◆ EXERCISE AIM:
Reproduce all the data exactly, without pictures.
*** Begin section ***
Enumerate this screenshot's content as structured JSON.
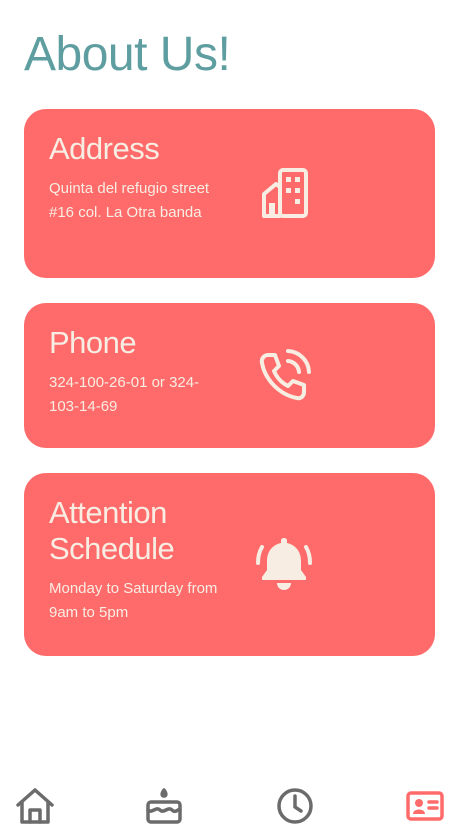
{
  "header": {
    "title_part1": "About ",
    "title_part2": "Us!"
  },
  "cards": [
    {
      "title": "Address",
      "body": "Quinta del refugio street #16 col. La Otra banda",
      "icon": "building-icon"
    },
    {
      "title": "Phone",
      "body": "324-100-26-01 or 324-103-14-69",
      "icon": "phone-ringing-icon"
    },
    {
      "title": "Attention Schedule",
      "body": "Monday to Saturday from 9am to 5pm",
      "icon": "bell-icon"
    }
  ],
  "bottom_nav": {
    "items": [
      {
        "icon": "home-icon",
        "active": false
      },
      {
        "icon": "cake-icon",
        "active": false
      },
      {
        "icon": "clock-icon",
        "active": false
      },
      {
        "icon": "contact-card-icon",
        "active": true
      }
    ]
  },
  "colors": {
    "accent_title": "#5f9ea0",
    "card_background": "#ff6b6b",
    "card_text": "#f7ede2",
    "nav_inactive": "#6b6b6b",
    "nav_active": "#ff6b6b"
  }
}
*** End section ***
◆ TASK SOLUTION:
Enumerate this screenshot's content as structured JSON.
{
  "header": {
    "title_part1": "About ",
    "title_part2": "Us!"
  },
  "cards": [
    {
      "title": "Address",
      "body": "Quinta del refugio street #16 col. La Otra banda",
      "icon": "building-icon"
    },
    {
      "title": "Phone",
      "body": "324-100-26-01 or 324-103-14-69",
      "icon": "phone-ringing-icon"
    },
    {
      "title": "Attention Schedule",
      "body": "Monday to Saturday from 9am to 5pm",
      "icon": "bell-icon"
    }
  ],
  "bottom_nav": {
    "items": [
      {
        "icon": "home-icon",
        "active": false
      },
      {
        "icon": "cake-icon",
        "active": false
      },
      {
        "icon": "clock-icon",
        "active": false
      },
      {
        "icon": "contact-card-icon",
        "active": true
      }
    ]
  },
  "colors": {
    "accent_title": "#5f9ea0",
    "card_background": "#ff6b6b",
    "card_text": "#f7ede2",
    "nav_inactive": "#6b6b6b",
    "nav_active": "#ff6b6b"
  }
}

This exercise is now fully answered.